> [Instructions for the task]
From the first line to the last, write out the records exactly, leaving out images.

Stored records
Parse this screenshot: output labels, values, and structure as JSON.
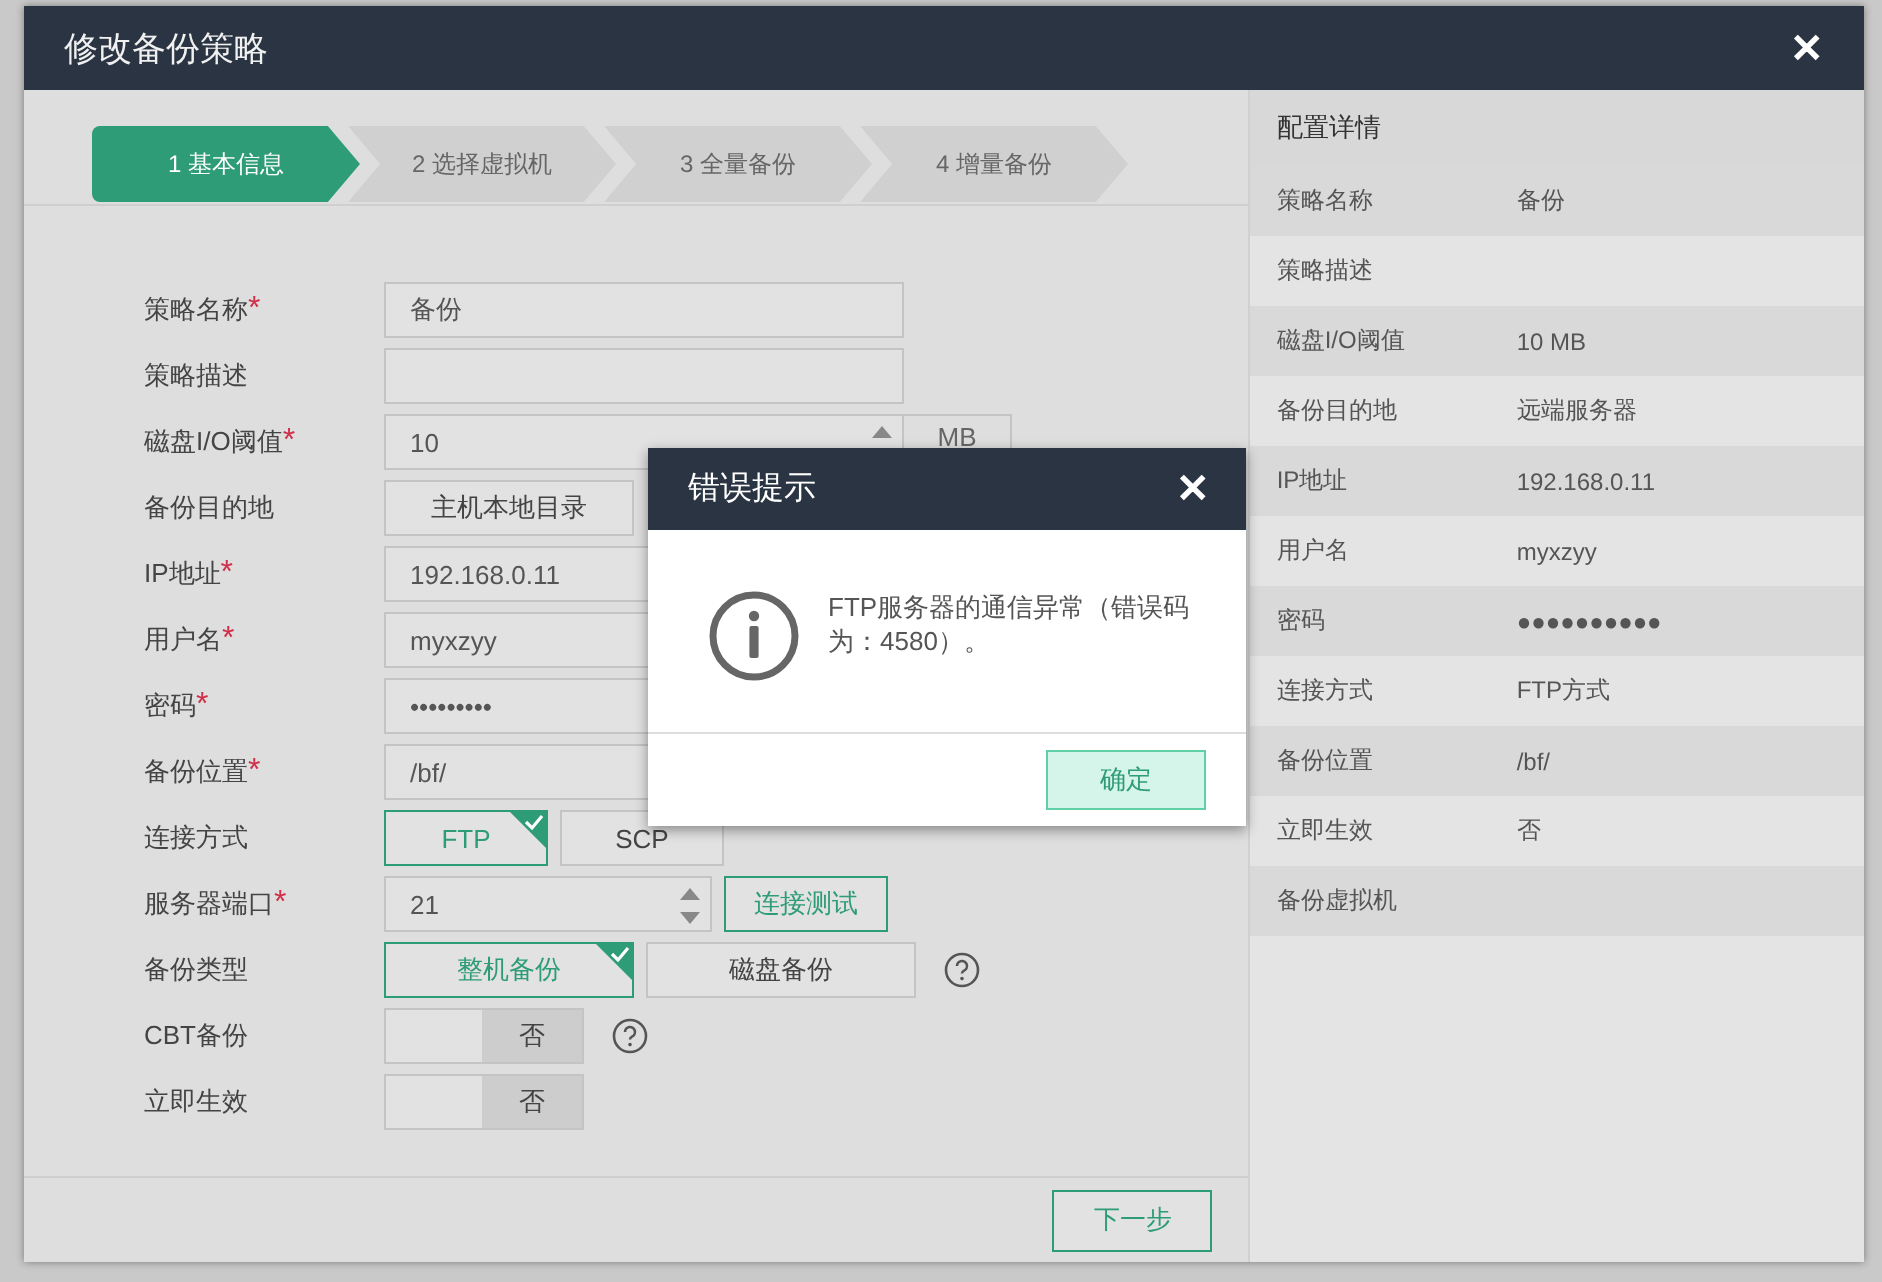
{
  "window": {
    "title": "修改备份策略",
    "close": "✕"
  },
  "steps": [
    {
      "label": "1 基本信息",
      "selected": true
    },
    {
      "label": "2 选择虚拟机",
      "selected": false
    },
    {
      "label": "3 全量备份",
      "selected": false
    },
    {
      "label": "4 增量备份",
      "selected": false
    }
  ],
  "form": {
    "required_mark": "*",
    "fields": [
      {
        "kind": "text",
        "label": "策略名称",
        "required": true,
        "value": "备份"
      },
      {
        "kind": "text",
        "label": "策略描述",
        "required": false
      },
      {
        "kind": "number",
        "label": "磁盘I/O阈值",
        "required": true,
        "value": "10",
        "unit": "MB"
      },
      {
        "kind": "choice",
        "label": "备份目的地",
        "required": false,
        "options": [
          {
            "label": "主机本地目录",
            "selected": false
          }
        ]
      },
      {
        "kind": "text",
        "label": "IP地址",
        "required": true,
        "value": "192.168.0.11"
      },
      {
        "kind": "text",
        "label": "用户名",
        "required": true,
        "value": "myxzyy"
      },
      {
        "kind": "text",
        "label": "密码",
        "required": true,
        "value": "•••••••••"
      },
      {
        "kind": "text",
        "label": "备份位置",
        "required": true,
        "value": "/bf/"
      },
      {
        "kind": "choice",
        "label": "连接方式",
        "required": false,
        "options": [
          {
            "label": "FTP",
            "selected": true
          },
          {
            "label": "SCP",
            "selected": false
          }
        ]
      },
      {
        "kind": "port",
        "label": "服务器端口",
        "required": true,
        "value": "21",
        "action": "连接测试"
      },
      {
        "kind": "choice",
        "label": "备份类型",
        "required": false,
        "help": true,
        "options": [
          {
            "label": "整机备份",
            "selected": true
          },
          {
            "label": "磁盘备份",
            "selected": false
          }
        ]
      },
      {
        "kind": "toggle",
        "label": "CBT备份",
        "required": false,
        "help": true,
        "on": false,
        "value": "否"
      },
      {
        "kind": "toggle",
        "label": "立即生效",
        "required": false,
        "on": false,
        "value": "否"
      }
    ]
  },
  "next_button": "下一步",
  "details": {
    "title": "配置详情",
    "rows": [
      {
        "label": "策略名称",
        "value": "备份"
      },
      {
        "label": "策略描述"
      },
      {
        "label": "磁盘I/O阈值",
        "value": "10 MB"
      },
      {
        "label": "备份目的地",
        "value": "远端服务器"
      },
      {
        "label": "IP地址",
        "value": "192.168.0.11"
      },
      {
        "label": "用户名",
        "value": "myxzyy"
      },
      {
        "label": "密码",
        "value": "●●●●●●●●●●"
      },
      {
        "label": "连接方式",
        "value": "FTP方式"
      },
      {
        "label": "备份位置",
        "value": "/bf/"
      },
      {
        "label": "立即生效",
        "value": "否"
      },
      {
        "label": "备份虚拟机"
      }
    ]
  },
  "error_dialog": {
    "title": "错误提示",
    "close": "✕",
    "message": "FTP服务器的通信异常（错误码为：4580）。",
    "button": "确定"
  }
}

> [Exercise solution]
Parse this screenshot: output labels, values, and structure as JSON.
{
  "window": {
    "title": "修改备份策略",
    "close": "✕"
  },
  "steps": [
    {
      "label": "1 基本信息",
      "selected": true
    },
    {
      "label": "2 选择虚拟机",
      "selected": false
    },
    {
      "label": "3 全量备份",
      "selected": false
    },
    {
      "label": "4 增量备份",
      "selected": false
    }
  ],
  "form": {
    "required_mark": "*",
    "fields": [
      {
        "kind": "text",
        "label": "策略名称",
        "required": true,
        "value": "备份"
      },
      {
        "kind": "text",
        "label": "策略描述",
        "required": false
      },
      {
        "kind": "number",
        "label": "磁盘I/O阈值",
        "required": true,
        "value": "10",
        "unit": "MB"
      },
      {
        "kind": "choice",
        "label": "备份目的地",
        "required": false,
        "options": [
          {
            "label": "主机本地目录",
            "selected": false
          }
        ]
      },
      {
        "kind": "text",
        "label": "IP地址",
        "required": true,
        "value": "192.168.0.11"
      },
      {
        "kind": "text",
        "label": "用户名",
        "required": true,
        "value": "myxzyy"
      },
      {
        "kind": "text",
        "label": "密码",
        "required": true,
        "value": "•••••••••"
      },
      {
        "kind": "text",
        "label": "备份位置",
        "required": true,
        "value": "/bf/"
      },
      {
        "kind": "choice",
        "label": "连接方式",
        "required": false,
        "options": [
          {
            "label": "FTP",
            "selected": true
          },
          {
            "label": "SCP",
            "selected": false
          }
        ]
      },
      {
        "kind": "port",
        "label": "服务器端口",
        "required": true,
        "value": "21",
        "action": "连接测试"
      },
      {
        "kind": "choice",
        "label": "备份类型",
        "required": false,
        "help": true,
        "options": [
          {
            "label": "整机备份",
            "selected": true
          },
          {
            "label": "磁盘备份",
            "selected": false
          }
        ]
      },
      {
        "kind": "toggle",
        "label": "CBT备份",
        "required": false,
        "help": true,
        "on": false,
        "value": "否"
      },
      {
        "kind": "toggle",
        "label": "立即生效",
        "required": false,
        "on": false,
        "value": "否"
      }
    ]
  },
  "next_button": "下一步",
  "details": {
    "title": "配置详情",
    "rows": [
      {
        "label": "策略名称",
        "value": "备份"
      },
      {
        "label": "策略描述"
      },
      {
        "label": "磁盘I/O阈值",
        "value": "10 MB"
      },
      {
        "label": "备份目的地",
        "value": "远端服务器"
      },
      {
        "label": "IP地址",
        "value": "192.168.0.11"
      },
      {
        "label": "用户名",
        "value": "myxzyy"
      },
      {
        "label": "密码",
        "value": "●●●●●●●●●●"
      },
      {
        "label": "连接方式",
        "value": "FTP方式"
      },
      {
        "label": "备份位置",
        "value": "/bf/"
      },
      {
        "label": "立即生效",
        "value": "否"
      },
      {
        "label": "备份虚拟机"
      }
    ]
  },
  "error_dialog": {
    "title": "错误提示",
    "close": "✕",
    "message": "FTP服务器的通信异常（错误码为：4580）。",
    "button": "确定"
  }
}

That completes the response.